Marines

Camp Lejeune, N.C.-based Marines lend helping hand to locals in Iraq’s Al Anbar Province

7 Mar 2007 | Lance Cpl. Nathaniel Sapp

In a town set on the Euphrates River, 150 miles northwest of Baghdad, two Marines stood calmly as a group of local Iraqi men surrounded them.

Although Marines from the Camp Lejeune, N.C.-based  2nd Light Armored Reconnaissance Battalion had posted security up and down the street in the city of roughly 30,000 people, ready for any situation, Maj. Sean Quinlan’s hands weren’t anywhere near his own weapon.

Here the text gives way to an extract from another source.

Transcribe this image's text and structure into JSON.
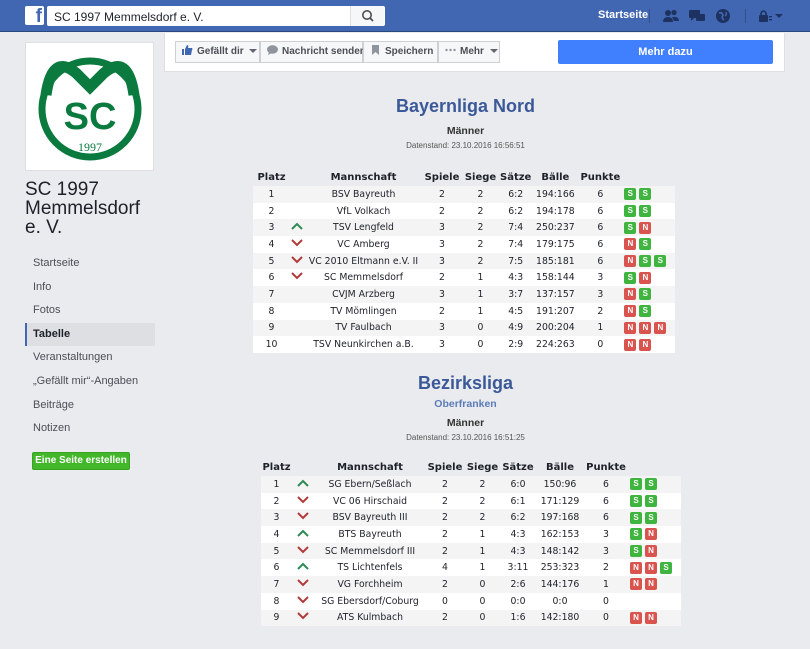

Instead, his hands were gripping those of the elderly men around him in friendly greeting. Mostly former school teachers, the Iraqi’s told Quinlan, the commanding officer for the Company D “Outlaws,” about exactly what he could do for them to make their city better.

During the patrol, it meant helping out a 3-year-old girl, daughter to one of the Iraqi elders.

Months back, in her innocent curiosity, she pulled a pot of boiling liquid from the stove. Marines remember ushering the family’s vehicle quickly through checkpoints to get the child to a hospital to treat her severe burns.

Petty Officer 3rd Class Derek Parker, a 25-year-old Navy corpsman from Morris, Okla., joined Quinlan and the rest of the group to see how he could help with the girl’s constant pain.

At the time, Parker didn’t have any ointment or medication that could help the girl, so Quinlan made a promise to the men. Several hours later, that promise was fulfilled when the Outlaws returned with supplies.

“Her father put his hand over his heart, looked me in the eye and shook my hand,” said Parker, who has children of his own. “The family was very happy with us, they really seemed to like that we cared so much about them.”

The majority of the people in Rawah don’t want to hurt Marines, said Quinlan. In fact, it seems as though the vast majority of the population are good people who want to live a calm, normal life, he said.

“It’s all about random acts of kindness,” Quinlan reiterated to his Marines after the patrol. “It’s not all about fighting the insurgents; we need to show the people that we care.”

Actions speak louder than words, and although most Marines aren’t anywhere near fluent in Arabic, their generosity is a language local people can understand.

After a chance encounter with a family of 12 who live away from the city, in a tent tending a farm, Marines found themselves wanting to “go the extra mile” to help improve their living conditions.

The “Outlaws” arrived at the remote farm with bunk beds, mattresses, blankets and toys.
Local Iraqi Police, who work side-by-side with the Marines, brought clothes to the family.

“Little things like that really help us win over the people,” said Parker. “When people see us trying to help them, they try to help us.”

Recently, Marines were warned by locals of an improvised explosive device that could have wounded or killed several of them.

The instances of insurgency in the area are growing less and less frequent, the Marines say. This is partially due to locals questioning outsiders extensively when they move into their neighborhoods, deterring insurgents from other parts of the country.

“They’re working with us,” said Parker. “I think us being here, and the way we act, has influenced them to take more pride in their community, in their city.”


Headquarters Marine Corps